>>
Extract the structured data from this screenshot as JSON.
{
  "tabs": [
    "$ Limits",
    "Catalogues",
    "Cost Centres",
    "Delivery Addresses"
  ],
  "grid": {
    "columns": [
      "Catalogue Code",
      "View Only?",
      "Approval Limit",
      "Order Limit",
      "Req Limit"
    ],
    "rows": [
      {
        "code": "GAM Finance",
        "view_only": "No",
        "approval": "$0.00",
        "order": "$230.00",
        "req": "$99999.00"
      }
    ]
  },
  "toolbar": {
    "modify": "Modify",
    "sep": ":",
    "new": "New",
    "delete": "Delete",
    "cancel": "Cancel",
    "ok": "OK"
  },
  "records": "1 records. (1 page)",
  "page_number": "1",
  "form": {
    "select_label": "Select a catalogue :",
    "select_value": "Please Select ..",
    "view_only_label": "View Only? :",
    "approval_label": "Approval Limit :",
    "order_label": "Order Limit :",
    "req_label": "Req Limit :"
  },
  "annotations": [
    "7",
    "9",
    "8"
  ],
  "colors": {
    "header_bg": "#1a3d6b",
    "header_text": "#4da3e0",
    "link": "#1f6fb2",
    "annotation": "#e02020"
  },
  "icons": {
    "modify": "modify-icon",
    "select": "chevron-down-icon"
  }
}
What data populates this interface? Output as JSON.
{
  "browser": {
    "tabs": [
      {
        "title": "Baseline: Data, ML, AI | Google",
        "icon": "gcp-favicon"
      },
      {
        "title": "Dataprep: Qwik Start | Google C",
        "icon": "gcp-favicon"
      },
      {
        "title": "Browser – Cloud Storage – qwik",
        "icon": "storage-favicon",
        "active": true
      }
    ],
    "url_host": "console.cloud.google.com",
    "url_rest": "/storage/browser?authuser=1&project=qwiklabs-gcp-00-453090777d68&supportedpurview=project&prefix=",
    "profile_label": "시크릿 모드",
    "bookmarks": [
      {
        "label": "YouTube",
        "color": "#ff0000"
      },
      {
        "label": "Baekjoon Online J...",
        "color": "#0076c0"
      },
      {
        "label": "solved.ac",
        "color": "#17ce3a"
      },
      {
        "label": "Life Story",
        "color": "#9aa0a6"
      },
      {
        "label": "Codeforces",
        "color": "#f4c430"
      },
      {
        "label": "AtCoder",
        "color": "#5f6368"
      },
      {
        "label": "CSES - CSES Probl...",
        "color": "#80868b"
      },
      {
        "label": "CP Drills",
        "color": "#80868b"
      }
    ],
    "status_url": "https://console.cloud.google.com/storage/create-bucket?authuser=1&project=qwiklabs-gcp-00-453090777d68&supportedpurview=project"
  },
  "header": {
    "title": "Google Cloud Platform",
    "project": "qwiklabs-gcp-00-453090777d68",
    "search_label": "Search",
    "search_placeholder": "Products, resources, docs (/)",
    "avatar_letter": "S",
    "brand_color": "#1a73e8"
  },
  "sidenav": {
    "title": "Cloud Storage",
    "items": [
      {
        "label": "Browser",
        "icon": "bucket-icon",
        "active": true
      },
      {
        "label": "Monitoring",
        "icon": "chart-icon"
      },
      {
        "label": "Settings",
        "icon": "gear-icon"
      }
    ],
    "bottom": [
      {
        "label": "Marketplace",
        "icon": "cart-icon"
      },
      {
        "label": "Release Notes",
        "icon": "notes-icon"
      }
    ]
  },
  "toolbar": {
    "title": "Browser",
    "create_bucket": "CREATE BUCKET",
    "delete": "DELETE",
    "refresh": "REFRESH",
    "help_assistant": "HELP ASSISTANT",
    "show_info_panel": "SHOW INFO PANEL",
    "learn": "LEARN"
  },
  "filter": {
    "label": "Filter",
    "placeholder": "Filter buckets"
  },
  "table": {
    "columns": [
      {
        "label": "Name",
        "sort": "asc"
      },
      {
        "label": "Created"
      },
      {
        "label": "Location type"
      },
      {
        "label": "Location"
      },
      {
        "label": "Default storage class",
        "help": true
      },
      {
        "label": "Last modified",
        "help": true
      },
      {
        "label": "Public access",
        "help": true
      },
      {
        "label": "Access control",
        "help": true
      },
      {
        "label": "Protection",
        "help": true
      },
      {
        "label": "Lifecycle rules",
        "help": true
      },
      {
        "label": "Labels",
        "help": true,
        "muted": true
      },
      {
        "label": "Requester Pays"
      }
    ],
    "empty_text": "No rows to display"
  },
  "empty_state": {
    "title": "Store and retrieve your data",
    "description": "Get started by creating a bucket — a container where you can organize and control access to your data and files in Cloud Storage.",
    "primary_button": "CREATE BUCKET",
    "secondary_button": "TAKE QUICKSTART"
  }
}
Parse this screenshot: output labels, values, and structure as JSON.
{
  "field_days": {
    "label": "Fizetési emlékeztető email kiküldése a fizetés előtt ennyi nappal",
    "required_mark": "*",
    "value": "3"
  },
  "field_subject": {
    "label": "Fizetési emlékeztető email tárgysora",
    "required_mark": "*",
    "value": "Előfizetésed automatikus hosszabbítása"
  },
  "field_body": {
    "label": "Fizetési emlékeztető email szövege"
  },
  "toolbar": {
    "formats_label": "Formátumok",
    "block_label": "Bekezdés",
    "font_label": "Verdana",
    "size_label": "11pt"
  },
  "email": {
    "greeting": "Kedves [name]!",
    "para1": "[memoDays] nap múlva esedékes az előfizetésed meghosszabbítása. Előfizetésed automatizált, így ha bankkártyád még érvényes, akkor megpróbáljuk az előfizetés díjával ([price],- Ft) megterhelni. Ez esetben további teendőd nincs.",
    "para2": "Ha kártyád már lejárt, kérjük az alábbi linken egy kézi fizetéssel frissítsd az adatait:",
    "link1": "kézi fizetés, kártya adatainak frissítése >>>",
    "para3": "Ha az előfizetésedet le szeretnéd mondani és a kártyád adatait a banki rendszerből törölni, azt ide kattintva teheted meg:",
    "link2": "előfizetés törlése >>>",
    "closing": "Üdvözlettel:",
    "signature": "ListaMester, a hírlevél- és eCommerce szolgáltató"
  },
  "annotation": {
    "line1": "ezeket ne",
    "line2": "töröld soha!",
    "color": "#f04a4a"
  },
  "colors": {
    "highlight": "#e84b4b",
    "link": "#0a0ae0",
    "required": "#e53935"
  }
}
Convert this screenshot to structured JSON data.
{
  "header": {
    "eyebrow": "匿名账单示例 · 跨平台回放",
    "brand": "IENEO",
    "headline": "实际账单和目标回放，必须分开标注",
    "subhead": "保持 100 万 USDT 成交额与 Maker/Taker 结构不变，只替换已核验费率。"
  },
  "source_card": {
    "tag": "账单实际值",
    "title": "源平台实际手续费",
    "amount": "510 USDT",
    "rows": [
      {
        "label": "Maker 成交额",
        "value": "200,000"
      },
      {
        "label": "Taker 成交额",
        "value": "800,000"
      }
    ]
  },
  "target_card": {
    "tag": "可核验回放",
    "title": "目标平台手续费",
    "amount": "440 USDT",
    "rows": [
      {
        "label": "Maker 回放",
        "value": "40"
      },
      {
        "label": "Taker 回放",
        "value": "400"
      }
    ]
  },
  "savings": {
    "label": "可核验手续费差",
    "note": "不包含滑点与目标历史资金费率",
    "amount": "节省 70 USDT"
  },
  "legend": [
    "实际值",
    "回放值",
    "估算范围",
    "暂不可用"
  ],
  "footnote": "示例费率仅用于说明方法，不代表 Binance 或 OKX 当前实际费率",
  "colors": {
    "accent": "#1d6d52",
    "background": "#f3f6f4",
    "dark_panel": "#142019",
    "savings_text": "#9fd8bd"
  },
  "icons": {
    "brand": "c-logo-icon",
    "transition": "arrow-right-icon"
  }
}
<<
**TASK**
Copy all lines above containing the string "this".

**WRITTEN SOLUTION**
Extract the structured data from this screenshot as JSON.
What data populates this interface? Output as JSON.
Parse this screenshot: output labels, values, and structure as JSON.
Convert this screenshot to structured JSON data.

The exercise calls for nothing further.